>>View collection The CINEMATEK World War One collection contains a large variety of newsreels, documentary and feature films, mostly produced in the decade after the war. The images include representations of Belgium ("Poor Little Belgium") as a victim of the 'Great War', the fate and suffering of women during the war or the Flemish emancipation and how films mainly produced by Clemens De Landtsheer contributed to the myth of the Flemish soldier on the Yser. During the war a film unit (Le Service Cinématographique de l’Armée belge) was formed by the Belgian Army. Once the country was liberated, the Belgian audiences could look their images of life behind the trenches, together with reports on dozens of patriotic manifestations which were attended by war invalids and veterans.
Women like the Belgian saleswoman Gabrielle Petit, the British nurse Edith Cavell and a young girl like Yvonne Vieslet lived and/or worked in occupied Belgium (1914-1918). Petit, who enrolled in the medical service of the Belgian Red Cross, was very active in the resistance movement and developed espionage activities from 1914 on. She was also an active distributor of the clandestine newspaper La Libre Belgique. In the two important fiction films "La Libre Belgique/The Heroic Gabrielle Petit" (1921, Armand Du Plessy) and "Femme belge Gabrielle Petit" (1928, Francis Martin) a portrait is outlined of this martyr of Belgian nationalism. She was executed by a firing squad in 1916. The British nurse Edith Cavell risked her own life by rescuing some 200 Allied prisoners of War from the Germans. Cavell, influential pioneer of modern nursing in Belgium was arrested for treason and executed in 1915. "Dawn" (1928, Herbert Wilcox) offers a controversial representation of the brave, patriotic woman. Yvonne Vieslet was one of the youngest victims of the War. Only ten years old she was murdered by German soldiers while she was giving her school lunch to a French prisoner of War (1918). Her sad and tragic story is depicted in "La jeune Belgique/Young Belgium" (1922, Armand Du Plessy).
Ten years after WW I, war veteran and secretary of the Yser Pilgrimage Committee, Clemens De Landtsheer, makes a Flemish propaganda film that serves the Flemish emancipation cause : "Met onze jongens aan den IJzer/ With Our Troops on the Yser" (1928-1929). De Landsheer gives a very specific vision on the Great War. He uses and combines archival material and staged images from existing fiction films.
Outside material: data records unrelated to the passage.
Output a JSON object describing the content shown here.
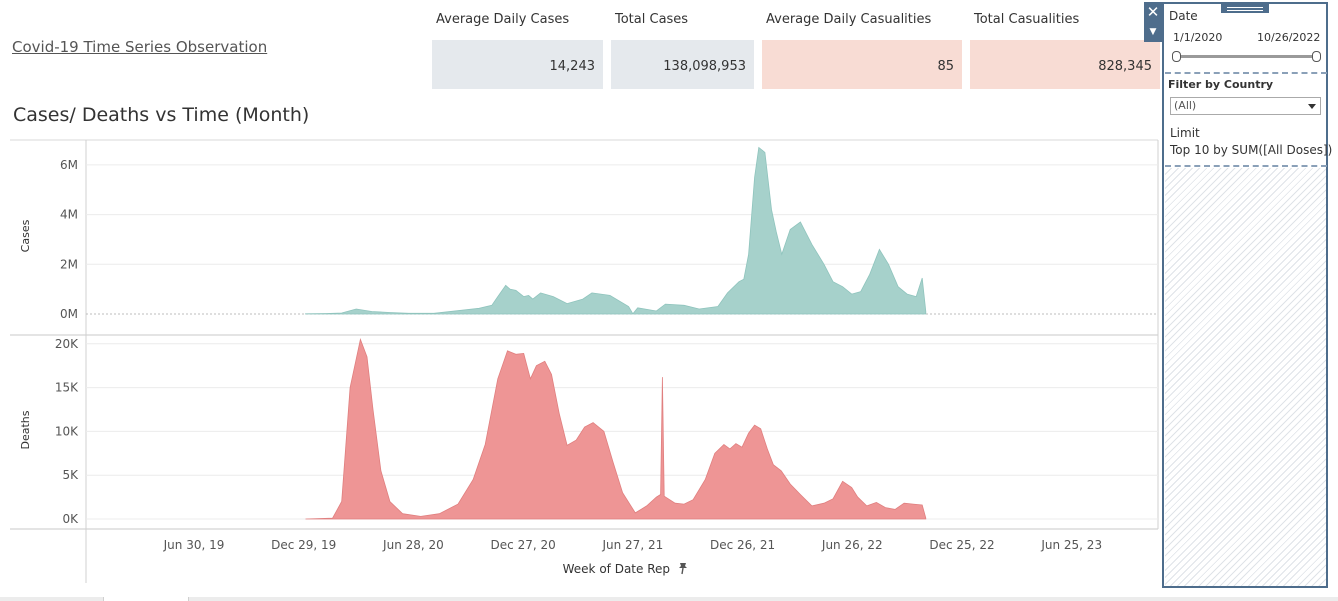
{
  "header": {
    "title": "Covid-19 Time Series Observation"
  },
  "kpis": [
    {
      "label": "Average Daily Cases",
      "value": "14,243"
    },
    {
      "label": "Total Cases",
      "value": "138,098,953"
    },
    {
      "label": "Average Daily Casualities",
      "value": "85"
    },
    {
      "label": "Total Casualities",
      "value": "828,345"
    }
  ],
  "colors": {
    "cases": "#a6d1cb",
    "cases_line": "#8fc4bd",
    "deaths": "#ee9595",
    "deaths_line": "#e07f7f",
    "kpi_blue": "#e5e9ed",
    "kpi_pink": "#f8dcd4",
    "panel_border": "#4e6d8c"
  },
  "filters": {
    "date_label": "Date",
    "date_start": "1/1/2020",
    "date_end": "10/26/2022",
    "country_label": "Filter by Country",
    "country_value": "(All)",
    "limit_label": "Limit",
    "limit_value": "Top 10 by SUM([All Doses])"
  },
  "icons": {
    "close": "close-icon",
    "menu": "menu-caret-icon",
    "pin": "pin-icon",
    "dropdown": "chevron-down-icon"
  },
  "chart_data": {
    "type": "area",
    "title": "Cases/ Deaths vs Time (Month)",
    "xlabel": "Week of Date Rep",
    "x_ticks": [
      "Jun 30, 19",
      "Dec 29, 19",
      "Jun 28, 20",
      "Dec 27, 20",
      "Jun 27, 21",
      "Dec 26, 21",
      "Jun 26, 22",
      "Dec 25, 22",
      "Jun 25, 23"
    ],
    "grid": true,
    "panels": [
      {
        "name": "Cases",
        "ylabel": "Cases",
        "ylim": [
          0,
          7000000
        ],
        "y_ticks": [
          0,
          2000000,
          4000000,
          6000000
        ],
        "y_tick_labels": [
          "0M",
          "2M",
          "4M",
          "6M"
        ],
        "series": [
          {
            "x": [
              "2020-01-01",
              "2020-02-05",
              "2020-03-01",
              "2020-03-25",
              "2020-04-20",
              "2020-05-20",
              "2020-06-20",
              "2020-08-01",
              "2020-09-15",
              "2020-10-15",
              "2020-11-05",
              "2020-11-15",
              "2020-11-28",
              "2020-12-05",
              "2020-12-15",
              "2020-12-28",
              "2021-01-05",
              "2021-01-12",
              "2021-01-25",
              "2021-02-15",
              "2021-03-10",
              "2021-04-05",
              "2021-04-20",
              "2021-05-20",
              "2021-06-20",
              "2021-06-27",
              "2021-07-05",
              "2021-08-05",
              "2021-08-20",
              "2021-09-20",
              "2021-10-15",
              "2021-11-15",
              "2021-12-01",
              "2021-12-20",
              "2021-12-28",
              "2022-01-05",
              "2022-01-15",
              "2022-01-22",
              "2022-02-01",
              "2022-02-12",
              "2022-02-20",
              "2022-03-01",
              "2022-03-15",
              "2022-04-01",
              "2022-04-20",
              "2022-05-10",
              "2022-05-25",
              "2022-06-10",
              "2022-06-25",
              "2022-07-10",
              "2022-07-25",
              "2022-08-10",
              "2022-08-25",
              "2022-09-10",
              "2022-09-25",
              "2022-10-10",
              "2022-10-20",
              "2022-10-26"
            ],
            "values": [
              10000,
              20000,
              40000,
              200000,
              100000,
              60000,
              30000,
              30000,
              150000,
              230000,
              350000,
              700000,
              1150000,
              1000000,
              950000,
              700000,
              750000,
              600000,
              850000,
              700000,
              420000,
              600000,
              850000,
              750000,
              300000,
              10000,
              250000,
              120000,
              400000,
              350000,
              200000,
              300000,
              850000,
              1300000,
              1400000,
              2400000,
              5500000,
              6700000,
              6500000,
              4200000,
              3300000,
              2400000,
              3400000,
              3700000,
              2800000,
              2000000,
              1300000,
              1100000,
              800000,
              900000,
              1600000,
              2600000,
              2000000,
              1100000,
              800000,
              700000,
              1450000,
              100000
            ]
          }
        ]
      },
      {
        "name": "Deaths",
        "ylabel": "Deaths",
        "ylim": [
          0,
          21000
        ],
        "y_ticks": [
          0,
          5000,
          10000,
          15000,
          20000
        ],
        "y_tick_labels": [
          "0K",
          "5K",
          "10K",
          "15K",
          "20K"
        ],
        "series": [
          {
            "x": [
              "2020-01-01",
              "2020-02-15",
              "2020-03-01",
              "2020-03-15",
              "2020-04-01",
              "2020-04-12",
              "2020-04-22",
              "2020-05-05",
              "2020-05-20",
              "2020-06-10",
              "2020-07-10",
              "2020-08-10",
              "2020-09-10",
              "2020-10-05",
              "2020-10-25",
              "2020-11-15",
              "2020-12-01",
              "2020-12-15",
              "2020-12-28",
              "2021-01-08",
              "2021-01-18",
              "2021-02-01",
              "2021-02-12",
              "2021-02-25",
              "2021-03-10",
              "2021-03-25",
              "2021-04-08",
              "2021-04-22",
              "2021-05-10",
              "2021-05-25",
              "2021-06-10",
              "2021-07-01",
              "2021-07-20",
              "2021-08-05",
              "2021-08-12",
              "2021-08-15",
              "2021-08-18",
              "2021-09-05",
              "2021-09-20",
              "2021-10-05",
              "2021-10-25",
              "2021-11-10",
              "2021-11-25",
              "2021-12-05",
              "2021-12-15",
              "2021-12-25",
              "2022-01-05",
              "2022-01-15",
              "2022-01-25",
              "2022-02-05",
              "2022-02-15",
              "2022-02-28",
              "2022-03-15",
              "2022-04-01",
              "2022-04-20",
              "2022-05-10",
              "2022-05-25",
              "2022-06-10",
              "2022-06-25",
              "2022-07-05",
              "2022-07-20",
              "2022-08-05",
              "2022-08-20",
              "2022-09-05",
              "2022-09-20",
              "2022-10-05",
              "2022-10-20",
              "2022-10-26"
            ],
            "values": [
              0,
              100,
              2000,
              15000,
              20500,
              18500,
              12500,
              5500,
              2000,
              600,
              300,
              600,
              1700,
              4500,
              8500,
              16000,
              19200,
              18800,
              18900,
              16000,
              17500,
              18000,
              16500,
              12000,
              8400,
              9000,
              10500,
              11000,
              10000,
              6500,
              3000,
              700,
              1500,
              2500,
              2800,
              16200,
              2600,
              1800,
              1700,
              2200,
              4500,
              7500,
              8500,
              8000,
              8600,
              8200,
              9800,
              10700,
              10300,
              8000,
              6200,
              5500,
              4000,
              2800,
              1500,
              1800,
              2300,
              4300,
              3600,
              2500,
              1500,
              1900,
              1300,
              1100,
              1800,
              1700,
              1600,
              100
            ]
          }
        ]
      }
    ]
  }
}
His openly subjective focus is put on the suffering of Flemish soldiers at the front and on the social abuses, where Flemish soldiers are dominated and exploited by French speaking officers. "With Our Troops on the Yser" mythologizes the reality of the Flemish emancipation cause and the suffering of the Flemish soldiers. The film was screened more than 400 times in the interwar period. This success inspired De Landsheer to found a production company, Flandria Film, which produced and distributed a number of films between 1929 and 1940. "With Our Troops on the Yser" and other De Landtsheer films contributed to the success of the Flemish emancipation movement. The films by Clemens De Landtsheer have an important value in the research on the causes and evolution of Flemish nationalism.